New site management plan for iconic Western Port
The Minister for Water, Lisa Neville MP, has announced a new Western Port Ramsar Site Management Plan which provides a framework for best site management for the coming seven years.
The Office of the Commissioner for Environmental Sustainability recently released the State of the Bays 2016, which provided a baseline scientific analysis on the general health of Western Port and Port Phillip Bay.
The State of the Bays 2016 found that:
- At least 253 bird species have been recorded in Western Port, including 102 species of waterbird and 151 other species, including bush birds (passerines), raptors, cockatoos and parrots, pigeons, cuckoos and quail.
- Western Port supports over 10,000 individual shorebirds and over 10,000 individual waterfowl.
- Several species of waterbirds in Western Port are in serious decline, and very few are increasing.

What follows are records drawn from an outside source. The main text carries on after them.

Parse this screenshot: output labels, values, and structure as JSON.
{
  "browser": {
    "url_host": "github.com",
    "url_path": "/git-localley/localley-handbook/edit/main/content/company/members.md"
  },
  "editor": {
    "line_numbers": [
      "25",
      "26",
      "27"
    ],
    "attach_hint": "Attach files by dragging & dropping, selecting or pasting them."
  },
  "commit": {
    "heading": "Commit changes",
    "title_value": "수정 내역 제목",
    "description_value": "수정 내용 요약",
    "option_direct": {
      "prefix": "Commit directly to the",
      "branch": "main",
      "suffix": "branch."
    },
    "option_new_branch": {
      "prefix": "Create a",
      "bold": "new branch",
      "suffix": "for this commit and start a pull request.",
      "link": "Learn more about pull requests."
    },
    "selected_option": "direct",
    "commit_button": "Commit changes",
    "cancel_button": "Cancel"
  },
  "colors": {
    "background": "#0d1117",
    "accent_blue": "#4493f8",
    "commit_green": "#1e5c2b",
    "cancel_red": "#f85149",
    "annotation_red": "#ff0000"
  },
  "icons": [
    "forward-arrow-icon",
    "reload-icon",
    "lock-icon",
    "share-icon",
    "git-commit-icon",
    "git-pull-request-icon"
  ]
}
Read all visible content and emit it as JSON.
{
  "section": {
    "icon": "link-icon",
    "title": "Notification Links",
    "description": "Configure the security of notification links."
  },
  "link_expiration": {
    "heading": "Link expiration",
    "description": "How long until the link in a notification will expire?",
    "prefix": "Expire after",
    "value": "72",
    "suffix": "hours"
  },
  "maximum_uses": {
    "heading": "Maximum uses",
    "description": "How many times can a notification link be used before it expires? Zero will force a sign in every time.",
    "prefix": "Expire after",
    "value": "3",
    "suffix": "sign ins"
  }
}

Species at the highest risk of further declines are trans-equatorial migrants, nomadic or dispersive, local breeders or largely fish-eating species.
- Saltmarshes in Western Port are in a fair condition but are healthy compared with other areas around south-east Australia. The saltmarshes are diverse and healthy, but there are threats to their resilience. These include the impacts of urban growth and rising sea levels.
Western Port has extensive mudflats, seagrasses, mangroves and saltmarshes, which regularly supports over 30 migratory waterbird species that are listed under international agreements around Asia. These key habitats within Western Port provide important feeding and roosting grounds for the migratory birds.
The Convention of Wetlands of International Importance, also called the Ramsar Convention, is an intergovernmental treaty signed in 1971 for ‘the conservation and wise use of all wetlands through local, regional and national actions and international cooperation, as a contribution towards achieving sustainable development throughout the world’. Australia is host to many Ramsar listed sites, three of which are Western Port, Port Phillip Bay (Western Shoreline) and Bellarine Peninsula.
To help implement the plan, the Labor Government is providing $640,000 from the Water for Victoria initiative, aimed at improving the health of waterways and catchments across regional Victoria.
The plan is in response to Victoria’s obligations under Victorian and Commonwealth Government legislation and the Ramsar Convention to maintain the ecological character of the site.
You can find the State of the Bays 2016 full synthesis report and website here: www.stateofthebays.vic.gov.au